    Mr. Nenner’s client was charged with murder and gun charges in Philadelphia. The client was accused of shooting and killing another male on Arch Street near the 5600 block of Ithan Street in Philadelphia. The jury returned a verdict of not guilty after deliberating...

    Drug Possession Case – Motion to Suppress Granted

    Mr. Nenner presented evidence that to show that the traffic stop was a pretextual stop. The officer had no reason to pull the car over. The judge agreed and suppressed the evidence. As a result, the prosecution withdrew the charges.

    Attempted Murder Case – Not Guilty Jury Verdict

    Mr. Nenner presented a self-defense argument, and the jury returned a “not guilty” verdict after a 7 day trial in Philadelphia.

    3rd Degree Murder Case – Charges Dismissed for Co-Defendants

    Mr. Nenner represented co-defendants in a shooting death in North Philadelphia. Both cases were ultimately dismissed.

    Philadelphia Criminal Trials – Evidence Pointing to Another Perpetrator in Drug Possession or Drug Manufacture Cases

    In criminal trials in Philadelphia, one pretty common defense tactic is pointing the finger at another person at trial. This can raise enough doubt to result in a not guilty verdict by the judge or jury that the defendant was not the perpetrator of the crime. Here’s...

    Philadelphia Murder & Gun Possession Cases Increasing in 2021 – A Look at Common Charges & Defenses

    A look at PA criminal law for Murder (1st, 2nd, 3rd Degree), Aggravated Assault, Robbery, Possession of a Firearm, Carrying a Firearm Without a License, Carrying a Firearm in Philadelphia (misdemeanor).

    Pennsylvania Murder Charges, Deceased Person’s Statements Used to Prove Guilt

    Defense Trial Strategies – Excluding Statements That Accuse the Defendant Prosecutors often look to a deceased individual’s statements made prior to a murder to show that the defendant is guilty. These statements may point to a history of violence between the deceased...

    Pennsylvania (State) Drug Charges, Dog Sniffs & Constitutional Law

    Federal and Pennsylvania state courts treat narcotics dog searches differently. So different that the same scenario could result in different outcomes in federal versus state court. For example, a Philadelphia resident is pulled over for speeding. During the traffic...

    Dog Sniff Searches of Cars in Pennsylvania Traffic Stops (Federal Law)

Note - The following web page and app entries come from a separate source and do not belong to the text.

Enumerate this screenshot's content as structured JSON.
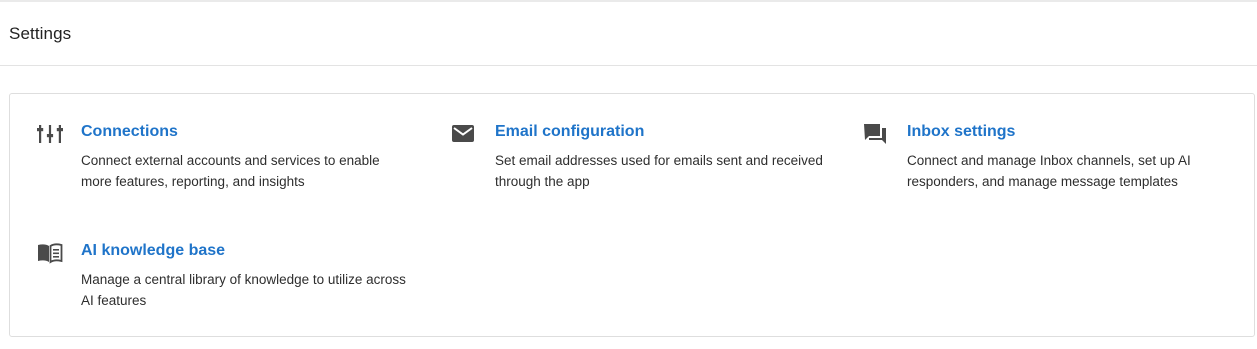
{
  "header": {
    "title": "Settings"
  },
  "cards": [
    {
      "title": "Connections",
      "description": "Connect external accounts and services to enable more features, reporting, and insights",
      "icon": "sliders-icon"
    },
    {
      "title": "Email configuration",
      "description": "Set email addresses used for emails sent and received through the app",
      "icon": "envelope-icon"
    },
    {
      "title": "Inbox settings",
      "description": "Connect and manage Inbox channels, set up AI responders, and manage message templates",
      "icon": "chat-bubble-icon"
    },
    {
      "title": "AI knowledge base",
      "description": "Manage a central library of knowledge to utilize across AI features",
      "icon": "book-icon"
    }
  ],
  "colors": {
    "link": "#1f74c9",
    "icon": "#4a4a4a",
    "text": "#2e2e2e",
    "border": "#dedede"
  }
}
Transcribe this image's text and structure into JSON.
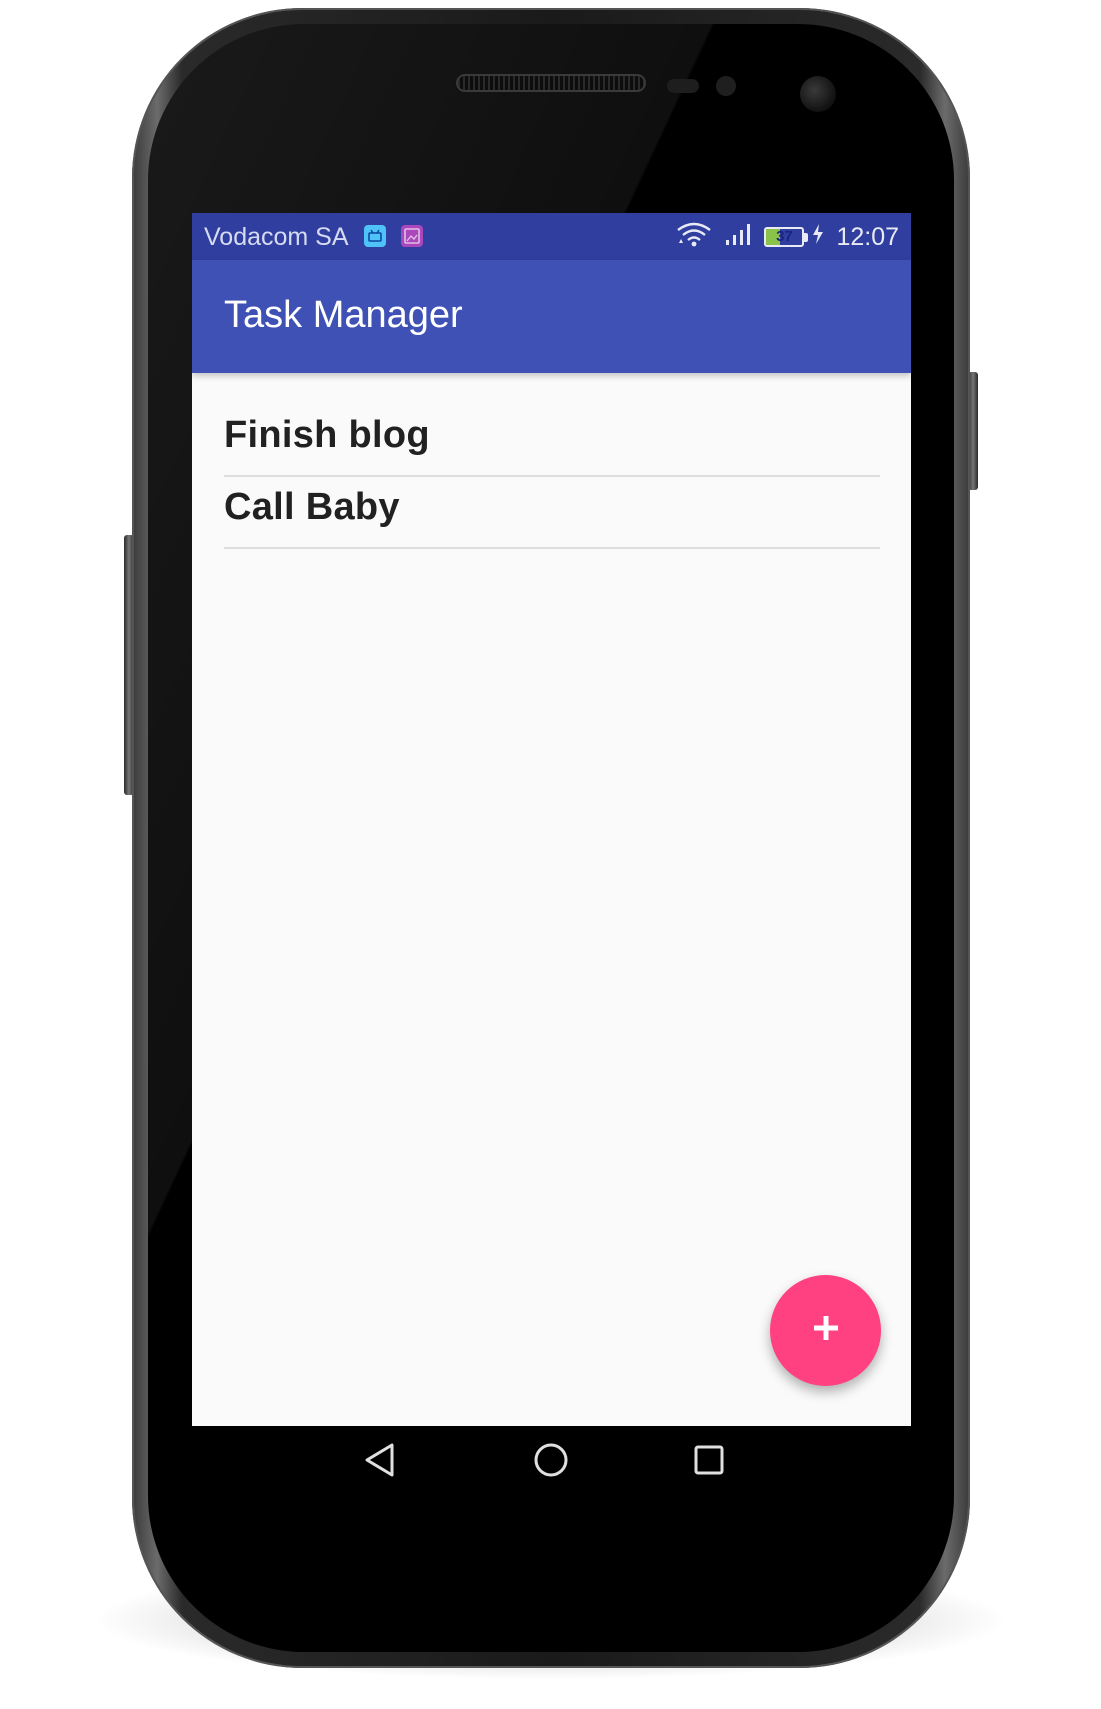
{
  "status_bar": {
    "carrier": "Vodacom SA",
    "battery_level": "37",
    "time": "12:07",
    "icons": [
      "android-notification-icon",
      "image-notification-icon",
      "wifi-icon",
      "cell-signal-icon",
      "battery-icon",
      "charging-icon"
    ]
  },
  "app_bar": {
    "title": "Task Manager"
  },
  "tasks": [
    {
      "title": "Finish blog"
    },
    {
      "title": "Call Baby"
    }
  ],
  "fab": {
    "icon": "add-icon"
  },
  "nav_bar": {
    "icons": [
      "back-icon",
      "home-icon",
      "recents-icon"
    ]
  },
  "colors": {
    "status_bar": "#303f9f",
    "app_bar": "#3f51b5",
    "accent": "#ff4081",
    "background": "#fafafa",
    "text": "#212121"
  }
}
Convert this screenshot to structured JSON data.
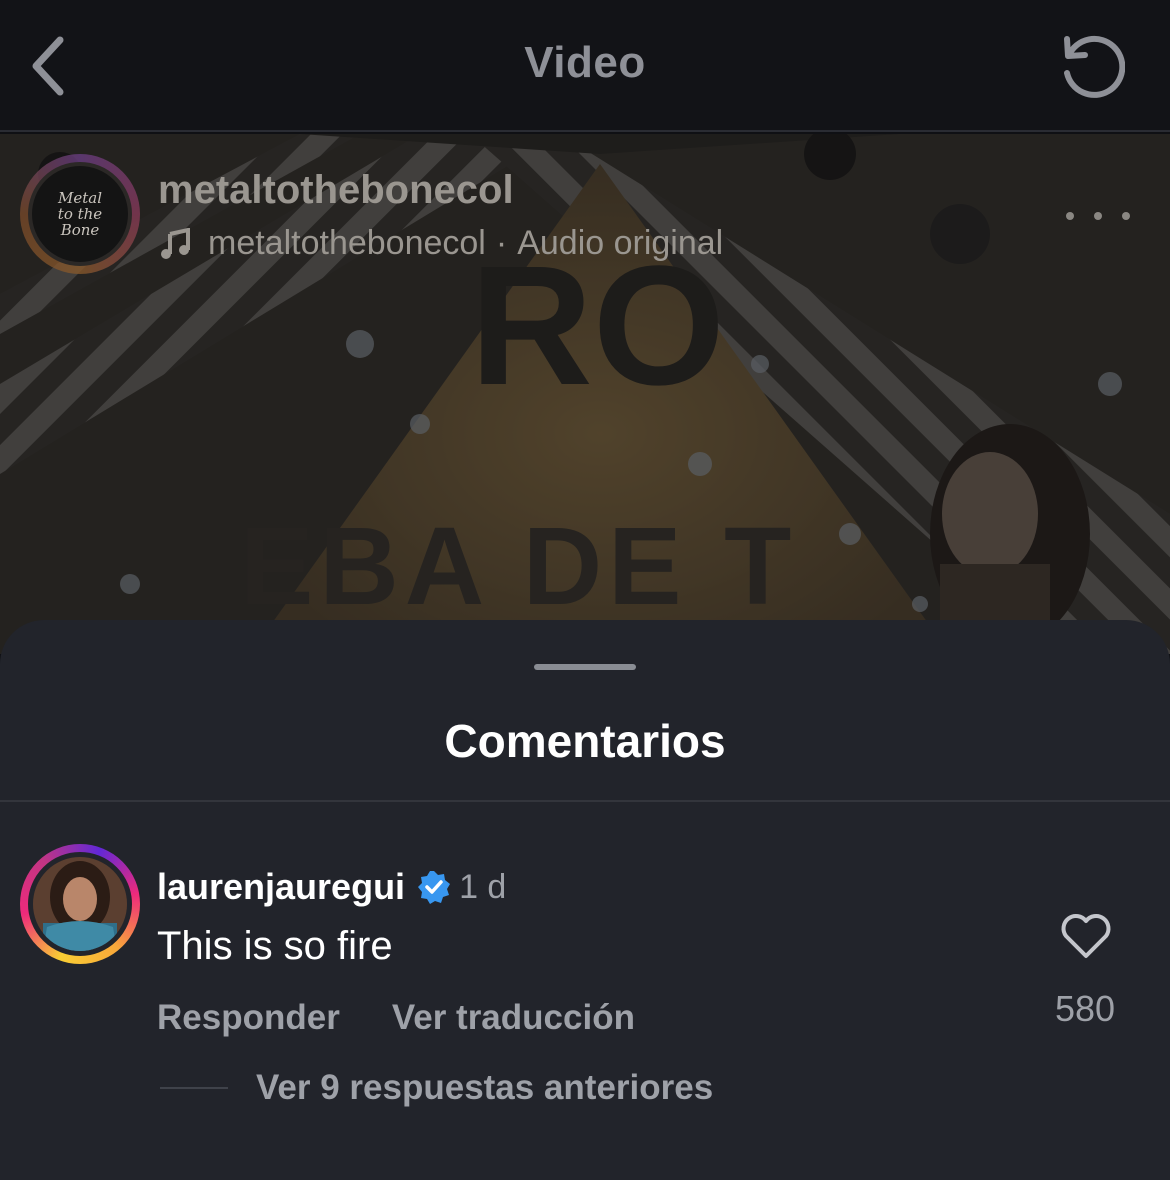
{
  "header": {
    "title": "Video"
  },
  "post": {
    "username": "metaltothebonecol",
    "audio_account": "metaltothebonecol",
    "audio_separator": "·",
    "audio_label": "Audio original",
    "avatar_text": [
      "Metal",
      "to the",
      "Bone"
    ]
  },
  "comments_sheet": {
    "title": "Comentarios",
    "comment": {
      "username": "laurenjauregui",
      "time": "1 d",
      "text": "This is so fire",
      "reply_label": "Responder",
      "translate_label": "Ver traducción",
      "like_count": "580"
    },
    "view_replies_label": "Ver 9 respuestas anteriores"
  },
  "colors": {
    "verified": "#3897f0",
    "sheet_bg": "#22242b",
    "topbar_bg": "#121317"
  },
  "icons": {
    "back": "chevron-left-icon",
    "replay": "replay-icon",
    "music": "music-note-icon",
    "more": "more-horizontal-icon",
    "verified": "verified-badge-icon",
    "like": "heart-outline-icon"
  }
}
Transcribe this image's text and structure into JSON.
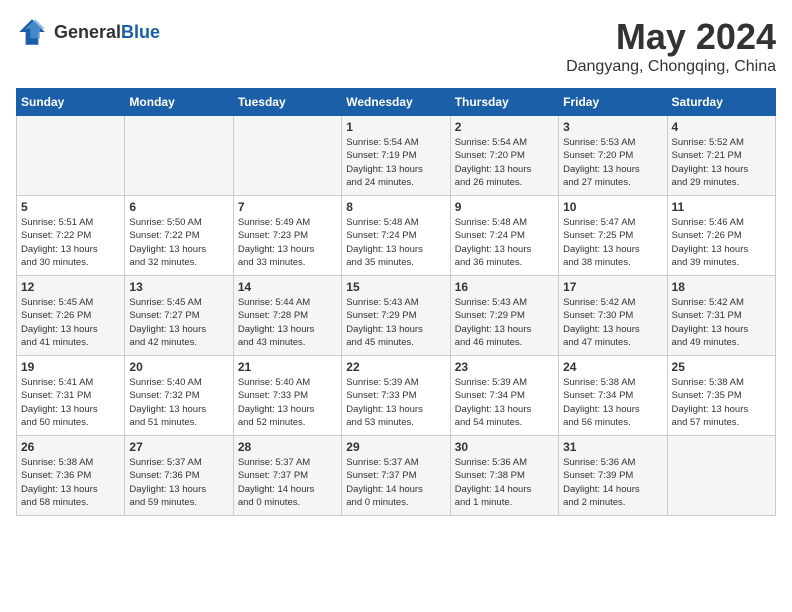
{
  "header": {
    "logo_general": "General",
    "logo_blue": "Blue",
    "month_title": "May 2024",
    "location": "Dangyang, Chongqing, China"
  },
  "days_of_week": [
    "Sunday",
    "Monday",
    "Tuesday",
    "Wednesday",
    "Thursday",
    "Friday",
    "Saturday"
  ],
  "weeks": [
    [
      {
        "day": "",
        "info": ""
      },
      {
        "day": "",
        "info": ""
      },
      {
        "day": "",
        "info": ""
      },
      {
        "day": "1",
        "info": "Sunrise: 5:54 AM\nSunset: 7:19 PM\nDaylight: 13 hours\nand 24 minutes."
      },
      {
        "day": "2",
        "info": "Sunrise: 5:54 AM\nSunset: 7:20 PM\nDaylight: 13 hours\nand 26 minutes."
      },
      {
        "day": "3",
        "info": "Sunrise: 5:53 AM\nSunset: 7:20 PM\nDaylight: 13 hours\nand 27 minutes."
      },
      {
        "day": "4",
        "info": "Sunrise: 5:52 AM\nSunset: 7:21 PM\nDaylight: 13 hours\nand 29 minutes."
      }
    ],
    [
      {
        "day": "5",
        "info": "Sunrise: 5:51 AM\nSunset: 7:22 PM\nDaylight: 13 hours\nand 30 minutes."
      },
      {
        "day": "6",
        "info": "Sunrise: 5:50 AM\nSunset: 7:22 PM\nDaylight: 13 hours\nand 32 minutes."
      },
      {
        "day": "7",
        "info": "Sunrise: 5:49 AM\nSunset: 7:23 PM\nDaylight: 13 hours\nand 33 minutes."
      },
      {
        "day": "8",
        "info": "Sunrise: 5:48 AM\nSunset: 7:24 PM\nDaylight: 13 hours\nand 35 minutes."
      },
      {
        "day": "9",
        "info": "Sunrise: 5:48 AM\nSunset: 7:24 PM\nDaylight: 13 hours\nand 36 minutes."
      },
      {
        "day": "10",
        "info": "Sunrise: 5:47 AM\nSunset: 7:25 PM\nDaylight: 13 hours\nand 38 minutes."
      },
      {
        "day": "11",
        "info": "Sunrise: 5:46 AM\nSunset: 7:26 PM\nDaylight: 13 hours\nand 39 minutes."
      }
    ],
    [
      {
        "day": "12",
        "info": "Sunrise: 5:45 AM\nSunset: 7:26 PM\nDaylight: 13 hours\nand 41 minutes."
      },
      {
        "day": "13",
        "info": "Sunrise: 5:45 AM\nSunset: 7:27 PM\nDaylight: 13 hours\nand 42 minutes."
      },
      {
        "day": "14",
        "info": "Sunrise: 5:44 AM\nSunset: 7:28 PM\nDaylight: 13 hours\nand 43 minutes."
      },
      {
        "day": "15",
        "info": "Sunrise: 5:43 AM\nSunset: 7:29 PM\nDaylight: 13 hours\nand 45 minutes."
      },
      {
        "day": "16",
        "info": "Sunrise: 5:43 AM\nSunset: 7:29 PM\nDaylight: 13 hours\nand 46 minutes."
      },
      {
        "day": "17",
        "info": "Sunrise: 5:42 AM\nSunset: 7:30 PM\nDaylight: 13 hours\nand 47 minutes."
      },
      {
        "day": "18",
        "info": "Sunrise: 5:42 AM\nSunset: 7:31 PM\nDaylight: 13 hours\nand 49 minutes."
      }
    ],
    [
      {
        "day": "19",
        "info": "Sunrise: 5:41 AM\nSunset: 7:31 PM\nDaylight: 13 hours\nand 50 minutes."
      },
      {
        "day": "20",
        "info": "Sunrise: 5:40 AM\nSunset: 7:32 PM\nDaylight: 13 hours\nand 51 minutes."
      },
      {
        "day": "21",
        "info": "Sunrise: 5:40 AM\nSunset: 7:33 PM\nDaylight: 13 hours\nand 52 minutes."
      },
      {
        "day": "22",
        "info": "Sunrise: 5:39 AM\nSunset: 7:33 PM\nDaylight: 13 hours\nand 53 minutes."
      },
      {
        "day": "23",
        "info": "Sunrise: 5:39 AM\nSunset: 7:34 PM\nDaylight: 13 hours\nand 54 minutes."
      },
      {
        "day": "24",
        "info": "Sunrise: 5:38 AM\nSunset: 7:34 PM\nDaylight: 13 hours\nand 56 minutes."
      },
      {
        "day": "25",
        "info": "Sunrise: 5:38 AM\nSunset: 7:35 PM\nDaylight: 13 hours\nand 57 minutes."
      }
    ],
    [
      {
        "day": "26",
        "info": "Sunrise: 5:38 AM\nSunset: 7:36 PM\nDaylight: 13 hours\nand 58 minutes."
      },
      {
        "day": "27",
        "info": "Sunrise: 5:37 AM\nSunset: 7:36 PM\nDaylight: 13 hours\nand 59 minutes."
      },
      {
        "day": "28",
        "info": "Sunrise: 5:37 AM\nSunset: 7:37 PM\nDaylight: 14 hours\nand 0 minutes."
      },
      {
        "day": "29",
        "info": "Sunrise: 5:37 AM\nSunset: 7:37 PM\nDaylight: 14 hours\nand 0 minutes."
      },
      {
        "day": "30",
        "info": "Sunrise: 5:36 AM\nSunset: 7:38 PM\nDaylight: 14 hours\nand 1 minute."
      },
      {
        "day": "31",
        "info": "Sunrise: 5:36 AM\nSunset: 7:39 PM\nDaylight: 14 hours\nand 2 minutes."
      },
      {
        "day": "",
        "info": ""
      }
    ]
  ]
}
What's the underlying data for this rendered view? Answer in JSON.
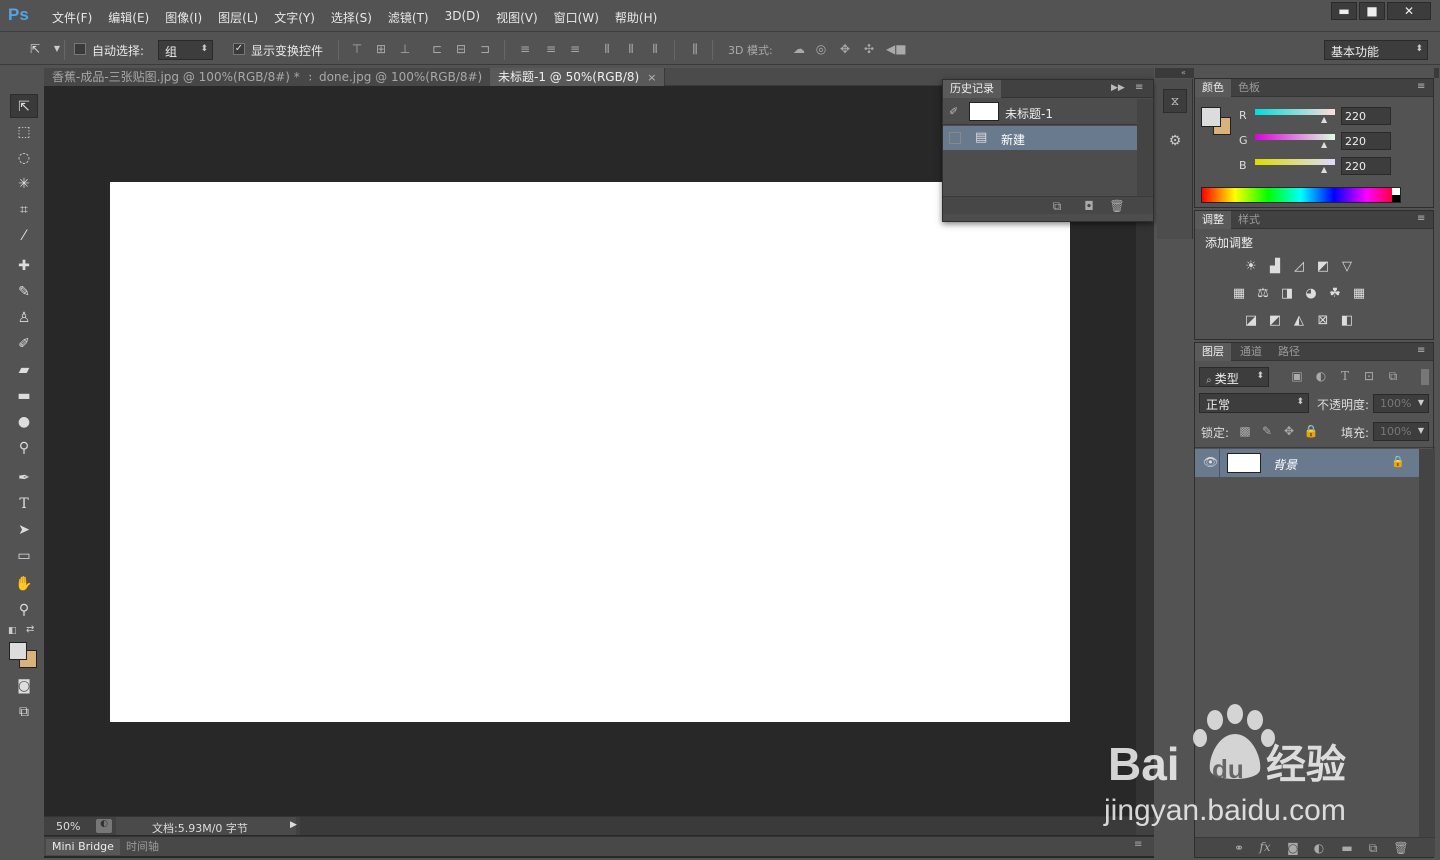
{
  "app": {
    "logo": "Ps"
  },
  "menubar": {
    "items": [
      "文件(F)",
      "编辑(E)",
      "图像(I)",
      "图层(L)",
      "文字(Y)",
      "选择(S)",
      "滤镜(T)",
      "3D(D)",
      "视图(V)",
      "窗口(W)",
      "帮助(H)"
    ],
    "minimize": "▬",
    "restore": "■",
    "close": "✕"
  },
  "options": {
    "auto_select_label": "自动选择:",
    "auto_select_value": "组",
    "show_transform_label": "显示变换控件",
    "mode3d_label": "3D 模式:",
    "workspace": "基本功能"
  },
  "tabs": [
    {
      "label": "香蕉-成品-三张贴图.jpg @ 100%(RGB/8#) *",
      "active": false
    },
    {
      "label": "done.jpg @ 100%(RGB/8#)",
      "active": false
    },
    {
      "label": "未标题-1 @ 50%(RGB/8)",
      "active": true
    }
  ],
  "tab_close": "×",
  "status": {
    "zoom": "50%",
    "doc": "文档:5.93M/0 字节",
    "arrow": "▶"
  },
  "bottom_tabs": [
    "Mini Bridge",
    "时间轴"
  ],
  "history": {
    "tab": "历史记录",
    "snapshot": "未标题-1",
    "step": "新建"
  },
  "color_panel": {
    "tabs": [
      "颜色",
      "色板"
    ],
    "channels": [
      {
        "label": "R",
        "value": "220"
      },
      {
        "label": "G",
        "value": "220"
      },
      {
        "label": "B",
        "value": "220"
      }
    ],
    "fg_color": "#dcdcdc",
    "bg_color": "#d9b27c"
  },
  "adjust_panel": {
    "tabs": [
      "调整",
      "样式"
    ],
    "title": "添加调整"
  },
  "layers_panel": {
    "tabs": [
      "图层",
      "通道",
      "路径"
    ],
    "filter": "类型",
    "blend_mode": "正常",
    "opacity_label": "不透明度:",
    "opacity_value": "100%",
    "lock_label": "锁定:",
    "fill_label": "填充:",
    "fill_value": "100%",
    "layer_name": "背景"
  },
  "watermark": {
    "brand": "Bai du 经验",
    "url": "jingyan.baidu.com"
  }
}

    Dog or canine searches of cars during traffic stops in PA often lead to drug possession/dealing charges and gun charges. For example, a police officer pulls over a driver for speeding. During the traffic stop, a canine search is performed revealing several bags of...